[Ab] Abstract:[Purpose] The purpose of this study was to clarify the influence of high-intensity pulse irradiation with linear polarized near-infrared rays (HI-LPNR) and stretching on hypertonia in cerebrovascular disease patients. [Subjects and Methods] The subjects were 40 cerebrovascular disease patients with hypertonia of the ankle joint plantar flexor muscle. The subjects were randomly allocated to groups undergoing treatment with HI-LPNR irradiation (HI-LPNR group), stretching (stretching group), HI-LPNR irradiation followed by stretching (combination group), and control group (10 subjects each). In all groups, the passive range of motion of ankle dorsiflexion and passive resistive joint torque of ankle dorsiflexion were measured before and after the specified intervention. [Results] The changes in passive range of motion, significant increase in the stretching and combination groups compared with that in the control group. The changes in passive resistive joint torque, significant decrease in HI-LPNR, stretching, and combination groups compared with that in the control group. [Conclusion] HI-LPNR irradiation and stretching has effect of decrease muscle tone. However, combination of HI-LPNR irradiation and stretching has no multiplier effect.
[Pt] Publication type:JOURNAL ARTICLE
[Em] Entry month:1709
[Cu] Class update date: 170910
[Lr] Last revision date:170910
[St] Status:PubMed-not-MEDLINE
[do] DOI:10.1589/jpts.29.1449


page 1 of 127 go to page                         
   


Refine the search
  Database : MEDLINE Advanced form   

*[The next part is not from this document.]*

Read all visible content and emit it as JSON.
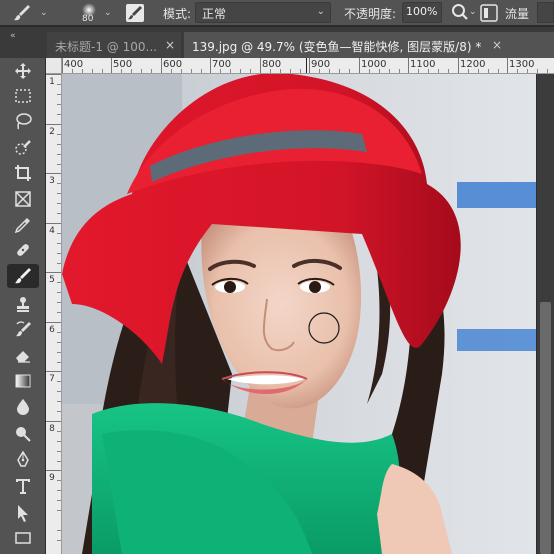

    Search in field  
1  
2
3
 
           



Search engine: iAH v2.6 powered by WWWISIS

BIREME/PAHO/WHO - Latin American and Caribbean Center on Health Sciences Information